How to Clean Fishing Reels – Step By Step Guide From A Fishing Expert
How often do you clean your fishing reel? Whether it is a freshwater reel or a saltwater reel, proper maintenance and cleaning will help improve its effectiveness and lifespan. Surprisingly, there are still a lot of people who don’t know how to clean their fishing reels the right way.
You shouldn’t blow up and blast your expensive equipment with a harsh spray from the end of your garden hose in the name of cleaning your fishing reel. If you do that, you damage the equipment, rather than cleaning it.
Proper cleaning of your fishing reel improves its effectiveness and durability. The frequency at which you clean your reel may vary with various factors that we are going to see in this guide.
Table of Contents
Assemble the Right Tools and Cleaning Supplies
You will need tools to assist you clean and maintain the fishing reels. Before you begin each cleaning session, gather all the tools and equipment you need for the job. You will need two small screwdrivers, a pair of tweezers, a toothpick, and an old toothbrush. You will also need a wrench and a parts list that came with the reel. Depending on your favorite cleaning products, choose only the best of these products.
I usually use Penn Rod and Reel Cleaner, but you can also use Simple Green cleaning compound or Ronsonol lighter fluid. Some of these products help remove the contaminated grease or oil. Alongside these products, you can use products that contain synthetic reel oil and the precision reel grease. Once you’ve gathered these products, you are good to go.
Always remember that your fishing reel is the most important equipment for you as an angler. The frequency in which you clean and maintain it and how effectively you do it increases its performance and lifespan. Saltwater is a fishing reel’s number one enemy, followed closely by dirt or sand. This guide presents you with a simplified approach to cleaning and maintaining fishing reel that applies to both saltwater and freshwater fishing.
The only difference in cleaning reels used in these two types of water is the frequency at which you should clean and maintain them.

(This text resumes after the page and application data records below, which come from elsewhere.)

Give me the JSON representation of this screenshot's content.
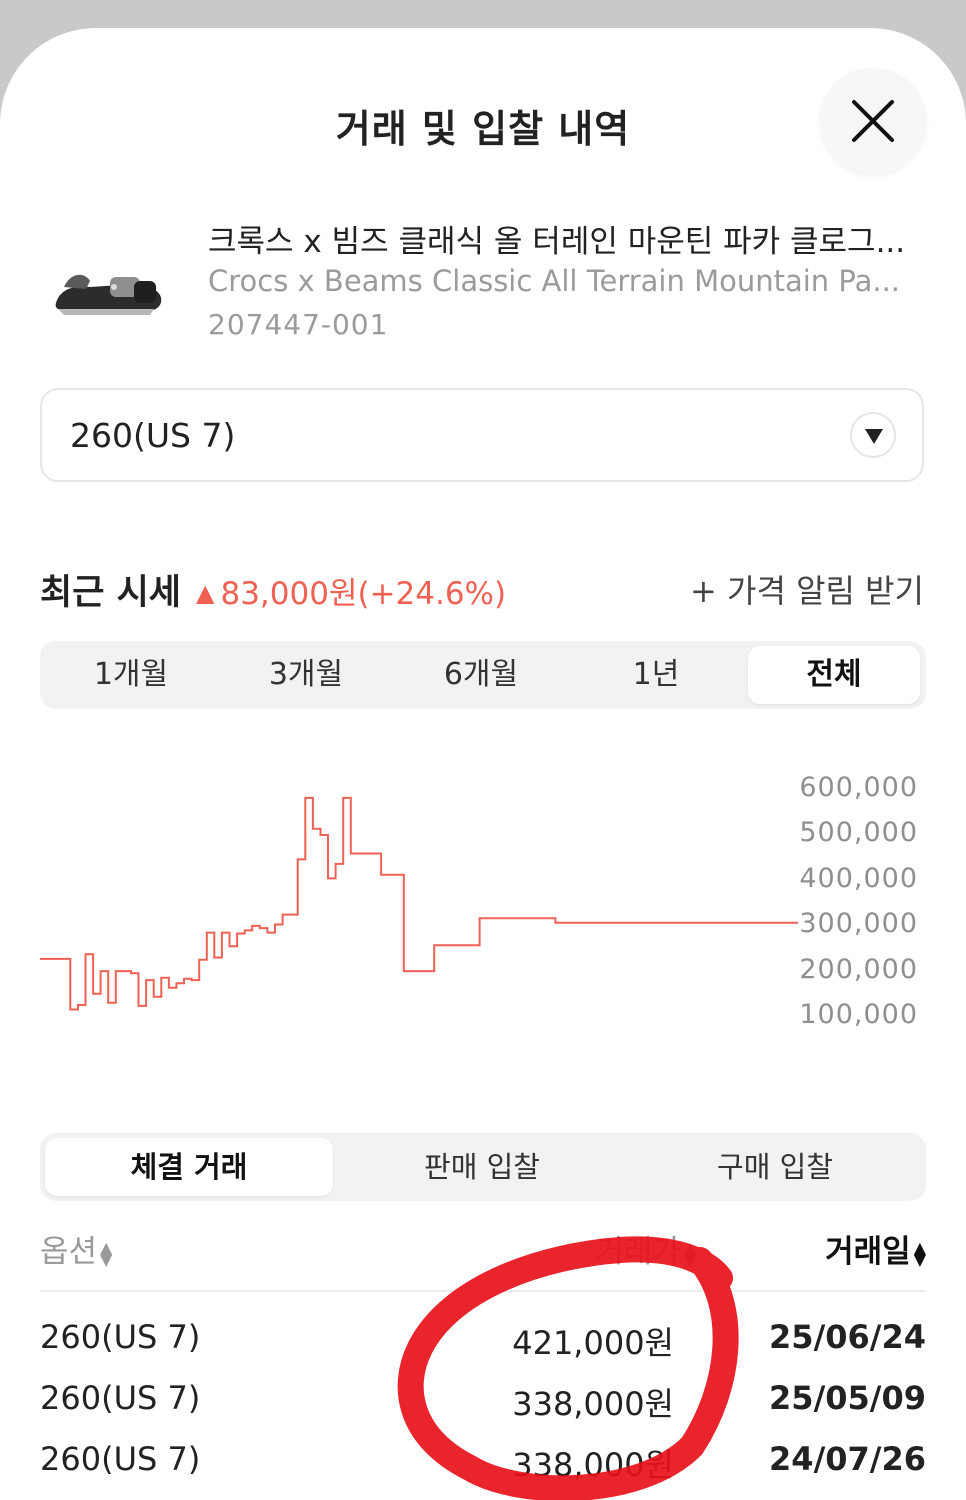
{
  "header": {
    "title": "거래 및 입찰 내역"
  },
  "product": {
    "name_ko": "크록스 x 빔즈 클래식 올 터레인 마운틴 파카 클로그...",
    "name_en": "Crocs x Beams Classic All Terrain Mountain Pa...",
    "code": "207447-001"
  },
  "size_select": {
    "value": "260(US 7)"
  },
  "price_summary": {
    "label": "최근 시세",
    "direction_icon": "▲",
    "change": "83,000원(+24.6%)",
    "change_color": "#ef6253",
    "alert_link": "+ 가격 알림 받기"
  },
  "period_tabs": [
    {
      "label": "1개월"
    },
    {
      "label": "3개월"
    },
    {
      "label": "6개월"
    },
    {
      "label": "1년"
    },
    {
      "label": "전체",
      "active": true
    }
  ],
  "chart_data": {
    "type": "line",
    "line_color": "#ef6253",
    "y_ticks": [
      "600,000",
      "500,000",
      "400,000",
      "300,000",
      "200,000",
      "100,000"
    ],
    "ylim": [
      100000,
      600000
    ],
    "x": [
      0,
      3,
      4,
      5,
      6,
      7,
      8,
      9,
      10,
      12,
      13,
      14,
      15,
      16,
      17,
      18,
      19,
      20,
      21,
      22,
      23,
      24,
      25,
      26,
      27,
      28,
      29,
      30,
      31,
      32,
      33,
      34,
      35,
      36,
      37,
      38,
      39,
      40,
      41,
      42,
      44,
      45,
      47,
      48,
      50,
      52,
      55,
      58,
      59,
      64,
      65,
      68,
      70,
      71,
      77,
      78,
      80,
      81,
      86,
      87,
      92,
      93,
      98,
      100
    ],
    "values": [
      222000,
      222000,
      110000,
      120000,
      232000,
      145000,
      195000,
      125000,
      195000,
      190000,
      118000,
      175000,
      138000,
      180000,
      158000,
      168000,
      178000,
      175000,
      220000,
      280000,
      225000,
      280000,
      250000,
      278000,
      285000,
      295000,
      290000,
      280000,
      298000,
      320000,
      320000,
      442000,
      578000,
      510000,
      496000,
      400000,
      432000,
      578000,
      455000,
      455000,
      455000,
      408000,
      408000,
      195000,
      195000,
      252000,
      252000,
      312000,
      312000,
      312000,
      312000,
      302000,
      302000,
      302000,
      302000,
      302000,
      302000,
      302000,
      302000,
      302000,
      302000,
      302000,
      302000,
      302000
    ]
  },
  "tx_tabs": [
    {
      "label": "체결 거래",
      "active": true
    },
    {
      "label": "판매 입찰"
    },
    {
      "label": "구매 입찰"
    }
  ],
  "table": {
    "headers": {
      "option": "옵션",
      "price": "거래가",
      "date": "거래일"
    },
    "rows": [
      {
        "option": "260(US 7)",
        "price": "421,000원",
        "date": "25/06/24"
      },
      {
        "option": "260(US 7)",
        "price": "338,000원",
        "date": "25/05/09"
      },
      {
        "option": "260(US 7)",
        "price": "338,000원",
        "date": "24/07/26"
      }
    ]
  },
  "colors": {
    "accent": "#ef6253",
    "annotation": "#e8111a"
  }
}
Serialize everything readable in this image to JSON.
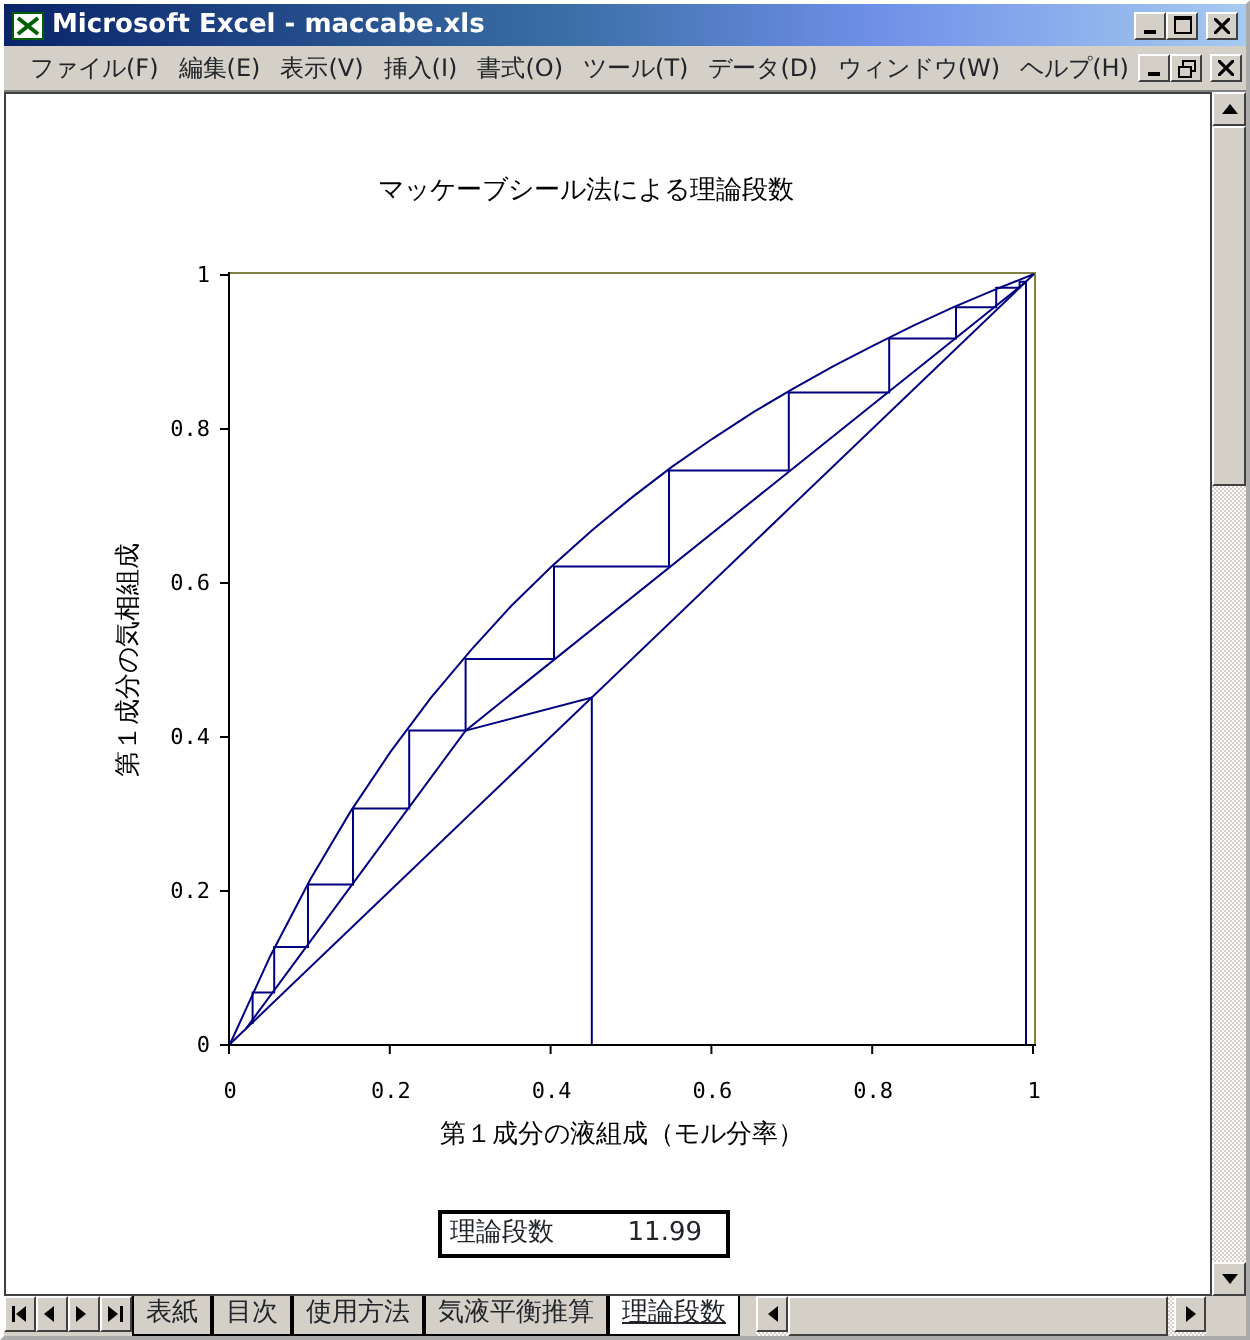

Saltwater anglers need to clean their gear after every fishing trip, while freshwater anglers can stretch it to after a week, month, quarterly, of a couple of times a year.
After a fishing day out, there are several methods to adopt to clean your fishing reel properly. When you get home after each use in fresh or saltwater, sponge the reel lightly with warm soapy water. You do the same to the fishing line too. After every part is thoroughly cleaned, rinse off with fresh water at very low pressure.
Just don’t wash the reel under high pressure or immerse it in water because this forces water into the drag and gearing systems with extremely damaging results. After you have rinsed it appropriately, wipe them dry with a clean cloth and then lightly spray the reel with a WD40-type surface spray while you try to keep it off the line (some products may react with it).
Underside Of The Spool
You should also clean the underside of the spool. Undo the drag knob, then slide off the spool and clean its underside. Lightly grease the main shaft and replace the drag knob and spool.
Make sure you leave the drag knob loose to keep the pressure out of the drag washers while it isn’t in use. You need a high-grade reel or sewing machine oil for lightly oiling the handle knobs, bail arm springs, line rollers, folding handle and wipe off the excess.
Once in every while, open the side plate and grease the bearings and gears lightly. Once in twelve or fewer months, or when you accidentally submerge your reel in water, you will have to give it a full service. Full service entails a complete dismantling of all its parts before soaking them in a container of mineral turps. Use fresh water to rinse and then dry them in the sun. While you do that, check all gears and ball bearings for damages.
If you find that any of them is damaged in any way, make sure you replace them. Also, reassemble and lightly lubricate all moving parts with grease. Just don’t use too much grease. Most fishing reels have many parts, and they can be accidentally be reassembled incorrectly. If you are not very good with fishing reels, you can outsource the service to an expert who will clean up your reel in the most appropriate way.
Cleaning the Rod
After every fishing trip, I must at least spray the fishing rods down with freshwater on my boat on my way back to the shore. It helps get some of the salt and nastiness off my rods. That isn’t enough, however. Never assume that since you sprayed down the rods with freshwater, that you don’t have to do more. Once you are home, ensure that you clean them up just the same way you clean other parts.
I hate to see rust build up beneath the foot of the guides on my rods. The way you care for your gears will reflect in how long it will serve you and how effective it will be in catching fish. After you’ve used your fishing rod, wash it down thoroughly with fresh water. Wash its grips and every other part with soapy water. Then apply light reel grease on the rod guides to prevent corrosion.
Take your time to check all guides for hair-line fractures and replace the guide immediately if there is any problem with it. If you fail to mend the damages on time, these guides may damage and weaken the line. While storing the rods after the cleaning, keep them in rod covers and carefully store them on rod stands. Don’t clean your fishing reel and not complete the process by giving them a good storage. If you store it well after cleaning and maintaining it, it will even live much longer.